[Start of Attachment]
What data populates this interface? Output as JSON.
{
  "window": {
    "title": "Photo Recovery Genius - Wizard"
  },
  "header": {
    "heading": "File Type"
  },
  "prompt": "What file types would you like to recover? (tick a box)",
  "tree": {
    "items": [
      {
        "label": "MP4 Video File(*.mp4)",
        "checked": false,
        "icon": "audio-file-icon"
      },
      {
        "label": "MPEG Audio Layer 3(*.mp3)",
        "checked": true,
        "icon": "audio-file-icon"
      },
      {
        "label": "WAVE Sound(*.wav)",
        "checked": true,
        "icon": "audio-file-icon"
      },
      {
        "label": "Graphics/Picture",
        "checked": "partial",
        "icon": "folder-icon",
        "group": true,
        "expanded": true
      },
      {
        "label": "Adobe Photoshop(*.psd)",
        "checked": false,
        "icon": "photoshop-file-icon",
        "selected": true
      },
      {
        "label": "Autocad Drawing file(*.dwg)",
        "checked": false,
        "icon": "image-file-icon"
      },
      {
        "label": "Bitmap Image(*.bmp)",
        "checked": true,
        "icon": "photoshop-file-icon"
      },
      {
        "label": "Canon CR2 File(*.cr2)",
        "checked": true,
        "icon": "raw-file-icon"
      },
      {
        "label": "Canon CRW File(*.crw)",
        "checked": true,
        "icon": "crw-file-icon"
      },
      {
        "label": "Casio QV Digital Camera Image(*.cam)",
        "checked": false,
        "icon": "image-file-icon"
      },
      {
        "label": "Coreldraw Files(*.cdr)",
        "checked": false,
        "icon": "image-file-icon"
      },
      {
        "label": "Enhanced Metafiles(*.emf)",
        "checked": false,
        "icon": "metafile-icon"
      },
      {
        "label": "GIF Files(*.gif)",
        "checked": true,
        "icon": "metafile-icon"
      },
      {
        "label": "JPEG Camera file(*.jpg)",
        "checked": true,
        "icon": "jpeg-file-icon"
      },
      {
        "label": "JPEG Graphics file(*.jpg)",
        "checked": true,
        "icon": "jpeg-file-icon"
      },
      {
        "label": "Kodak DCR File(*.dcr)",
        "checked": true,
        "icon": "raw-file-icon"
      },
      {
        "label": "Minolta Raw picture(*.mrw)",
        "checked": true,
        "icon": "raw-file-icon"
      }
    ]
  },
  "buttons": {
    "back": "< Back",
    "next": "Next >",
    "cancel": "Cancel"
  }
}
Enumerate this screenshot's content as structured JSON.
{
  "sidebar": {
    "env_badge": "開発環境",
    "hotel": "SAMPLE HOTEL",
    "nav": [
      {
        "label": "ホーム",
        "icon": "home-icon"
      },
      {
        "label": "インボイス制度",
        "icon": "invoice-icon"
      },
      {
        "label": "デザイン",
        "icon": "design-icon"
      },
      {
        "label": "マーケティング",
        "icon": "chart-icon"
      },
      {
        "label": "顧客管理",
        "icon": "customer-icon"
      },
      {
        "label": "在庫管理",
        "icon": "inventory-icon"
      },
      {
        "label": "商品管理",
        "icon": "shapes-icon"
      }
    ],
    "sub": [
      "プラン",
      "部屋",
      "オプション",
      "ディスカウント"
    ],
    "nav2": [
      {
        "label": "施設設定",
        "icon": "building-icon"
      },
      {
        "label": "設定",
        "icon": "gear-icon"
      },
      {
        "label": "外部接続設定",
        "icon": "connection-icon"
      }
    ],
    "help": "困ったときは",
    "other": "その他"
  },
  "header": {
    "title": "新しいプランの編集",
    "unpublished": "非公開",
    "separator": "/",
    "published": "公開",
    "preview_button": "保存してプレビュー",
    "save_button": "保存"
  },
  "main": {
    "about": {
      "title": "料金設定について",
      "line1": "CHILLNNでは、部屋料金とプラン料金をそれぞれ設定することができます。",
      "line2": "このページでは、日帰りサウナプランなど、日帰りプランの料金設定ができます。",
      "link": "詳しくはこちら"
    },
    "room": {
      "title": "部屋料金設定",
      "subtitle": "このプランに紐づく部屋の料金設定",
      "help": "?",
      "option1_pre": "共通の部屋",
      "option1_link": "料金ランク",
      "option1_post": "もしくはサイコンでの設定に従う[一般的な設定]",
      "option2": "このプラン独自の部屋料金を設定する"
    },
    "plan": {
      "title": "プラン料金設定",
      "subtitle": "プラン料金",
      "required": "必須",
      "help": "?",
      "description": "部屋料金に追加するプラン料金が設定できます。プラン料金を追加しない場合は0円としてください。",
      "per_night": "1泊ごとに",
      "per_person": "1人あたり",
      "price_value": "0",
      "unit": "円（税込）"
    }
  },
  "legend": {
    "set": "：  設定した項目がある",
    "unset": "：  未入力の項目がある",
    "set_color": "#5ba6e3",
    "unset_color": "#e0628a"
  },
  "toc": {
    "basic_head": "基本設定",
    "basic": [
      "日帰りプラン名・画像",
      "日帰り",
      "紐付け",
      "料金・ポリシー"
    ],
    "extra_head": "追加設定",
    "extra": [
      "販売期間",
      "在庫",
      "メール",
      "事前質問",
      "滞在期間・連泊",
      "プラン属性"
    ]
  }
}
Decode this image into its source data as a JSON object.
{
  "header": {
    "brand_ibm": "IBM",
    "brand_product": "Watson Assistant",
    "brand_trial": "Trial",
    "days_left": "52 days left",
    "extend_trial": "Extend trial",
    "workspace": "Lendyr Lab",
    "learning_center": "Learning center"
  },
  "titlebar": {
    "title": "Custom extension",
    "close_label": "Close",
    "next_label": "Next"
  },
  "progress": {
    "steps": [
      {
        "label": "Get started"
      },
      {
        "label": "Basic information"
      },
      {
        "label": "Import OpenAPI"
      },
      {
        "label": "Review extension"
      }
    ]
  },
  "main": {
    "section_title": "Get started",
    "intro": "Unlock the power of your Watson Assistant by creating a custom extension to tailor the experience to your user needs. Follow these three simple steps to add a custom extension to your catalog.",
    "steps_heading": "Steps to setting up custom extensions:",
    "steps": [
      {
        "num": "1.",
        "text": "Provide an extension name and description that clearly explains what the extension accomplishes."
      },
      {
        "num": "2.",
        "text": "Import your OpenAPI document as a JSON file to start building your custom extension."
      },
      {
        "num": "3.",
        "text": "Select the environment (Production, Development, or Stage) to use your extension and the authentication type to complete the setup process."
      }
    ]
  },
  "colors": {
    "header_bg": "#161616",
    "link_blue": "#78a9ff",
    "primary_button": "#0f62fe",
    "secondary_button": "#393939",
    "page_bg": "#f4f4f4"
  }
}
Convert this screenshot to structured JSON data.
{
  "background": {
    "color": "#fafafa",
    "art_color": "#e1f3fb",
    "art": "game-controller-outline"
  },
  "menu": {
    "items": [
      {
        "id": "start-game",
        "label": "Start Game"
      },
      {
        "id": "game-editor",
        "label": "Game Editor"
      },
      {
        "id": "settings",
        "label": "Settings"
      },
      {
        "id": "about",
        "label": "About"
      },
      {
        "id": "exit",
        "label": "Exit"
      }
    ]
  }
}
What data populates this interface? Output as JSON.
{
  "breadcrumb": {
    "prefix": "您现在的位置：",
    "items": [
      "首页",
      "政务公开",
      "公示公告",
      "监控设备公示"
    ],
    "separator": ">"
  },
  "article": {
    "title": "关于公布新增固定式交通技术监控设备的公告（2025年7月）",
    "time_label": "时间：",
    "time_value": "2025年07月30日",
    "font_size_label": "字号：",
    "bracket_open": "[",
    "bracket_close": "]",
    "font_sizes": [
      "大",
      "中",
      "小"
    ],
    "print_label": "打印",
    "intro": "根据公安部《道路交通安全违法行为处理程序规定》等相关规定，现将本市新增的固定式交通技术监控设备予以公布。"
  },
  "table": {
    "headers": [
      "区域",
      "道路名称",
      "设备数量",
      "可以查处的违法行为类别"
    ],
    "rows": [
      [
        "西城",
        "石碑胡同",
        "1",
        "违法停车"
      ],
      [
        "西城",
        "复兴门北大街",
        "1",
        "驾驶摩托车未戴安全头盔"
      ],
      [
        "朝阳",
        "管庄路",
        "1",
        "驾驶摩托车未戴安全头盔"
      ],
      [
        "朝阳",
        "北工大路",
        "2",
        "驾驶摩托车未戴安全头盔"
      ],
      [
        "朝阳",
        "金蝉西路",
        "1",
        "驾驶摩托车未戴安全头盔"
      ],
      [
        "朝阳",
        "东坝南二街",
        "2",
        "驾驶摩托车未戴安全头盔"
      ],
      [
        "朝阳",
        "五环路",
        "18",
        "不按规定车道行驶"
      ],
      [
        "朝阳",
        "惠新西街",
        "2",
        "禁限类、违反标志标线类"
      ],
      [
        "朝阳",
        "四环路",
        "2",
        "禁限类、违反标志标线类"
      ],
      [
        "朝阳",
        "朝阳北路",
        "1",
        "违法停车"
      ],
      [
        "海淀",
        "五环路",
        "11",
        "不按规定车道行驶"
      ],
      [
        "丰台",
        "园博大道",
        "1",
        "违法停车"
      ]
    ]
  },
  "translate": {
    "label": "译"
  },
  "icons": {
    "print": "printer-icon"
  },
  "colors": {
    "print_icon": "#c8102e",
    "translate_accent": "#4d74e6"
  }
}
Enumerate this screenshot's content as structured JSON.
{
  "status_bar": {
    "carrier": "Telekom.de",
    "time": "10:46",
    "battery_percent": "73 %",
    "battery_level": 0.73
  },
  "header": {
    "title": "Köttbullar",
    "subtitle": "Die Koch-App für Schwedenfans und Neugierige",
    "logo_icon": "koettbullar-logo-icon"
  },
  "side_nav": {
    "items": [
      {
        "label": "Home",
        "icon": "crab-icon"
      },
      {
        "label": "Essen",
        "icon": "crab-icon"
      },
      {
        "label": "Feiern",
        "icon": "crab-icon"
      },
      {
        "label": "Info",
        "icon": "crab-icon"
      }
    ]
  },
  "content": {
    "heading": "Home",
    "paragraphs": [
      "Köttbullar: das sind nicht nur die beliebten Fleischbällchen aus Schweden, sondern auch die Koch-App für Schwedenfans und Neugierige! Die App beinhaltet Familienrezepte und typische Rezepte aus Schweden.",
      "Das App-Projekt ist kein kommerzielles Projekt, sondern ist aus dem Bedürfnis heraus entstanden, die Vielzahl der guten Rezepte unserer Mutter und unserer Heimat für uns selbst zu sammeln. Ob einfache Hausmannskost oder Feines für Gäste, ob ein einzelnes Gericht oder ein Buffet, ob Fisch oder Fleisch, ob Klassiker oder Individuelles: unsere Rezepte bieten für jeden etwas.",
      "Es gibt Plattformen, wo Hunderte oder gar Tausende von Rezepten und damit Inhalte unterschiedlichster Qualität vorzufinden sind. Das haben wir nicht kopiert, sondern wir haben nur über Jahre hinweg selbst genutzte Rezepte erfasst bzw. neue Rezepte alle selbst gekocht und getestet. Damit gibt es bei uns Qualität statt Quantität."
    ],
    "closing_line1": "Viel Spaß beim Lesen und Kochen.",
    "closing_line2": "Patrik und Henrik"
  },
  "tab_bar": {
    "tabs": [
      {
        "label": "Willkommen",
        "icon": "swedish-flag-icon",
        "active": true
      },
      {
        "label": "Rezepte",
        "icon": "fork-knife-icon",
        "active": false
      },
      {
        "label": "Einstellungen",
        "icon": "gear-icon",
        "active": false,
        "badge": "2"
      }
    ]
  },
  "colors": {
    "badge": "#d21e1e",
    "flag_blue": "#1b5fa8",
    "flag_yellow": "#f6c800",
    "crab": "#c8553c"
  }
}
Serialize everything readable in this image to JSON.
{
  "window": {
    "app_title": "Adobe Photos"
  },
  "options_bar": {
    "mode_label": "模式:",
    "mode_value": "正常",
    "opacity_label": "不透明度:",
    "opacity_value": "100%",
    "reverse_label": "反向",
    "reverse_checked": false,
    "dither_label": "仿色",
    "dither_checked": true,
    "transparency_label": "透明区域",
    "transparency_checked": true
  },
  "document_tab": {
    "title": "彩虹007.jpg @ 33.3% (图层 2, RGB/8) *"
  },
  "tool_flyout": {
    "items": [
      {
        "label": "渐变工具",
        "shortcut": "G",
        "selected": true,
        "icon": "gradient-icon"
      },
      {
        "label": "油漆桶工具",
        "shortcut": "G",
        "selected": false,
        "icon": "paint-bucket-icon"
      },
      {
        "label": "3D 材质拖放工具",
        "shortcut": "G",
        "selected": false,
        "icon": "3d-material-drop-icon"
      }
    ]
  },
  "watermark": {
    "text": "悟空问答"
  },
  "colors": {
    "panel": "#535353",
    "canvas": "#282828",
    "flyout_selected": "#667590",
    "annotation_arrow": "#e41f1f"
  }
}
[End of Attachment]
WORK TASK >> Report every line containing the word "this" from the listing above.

SOLUTION TO THE PROBLEM >>
What data populates this interface? Output as JSON.
Enumerate this screenshot's content as structured JSON.
Decode this image into its source data as a JSON object.
Convert this screenshot to structured JSON data.
What data populates this interface? Output as JSON.
Enumerate this screenshot's content as structured JSON.
Serialize everything readable in this image to JSON.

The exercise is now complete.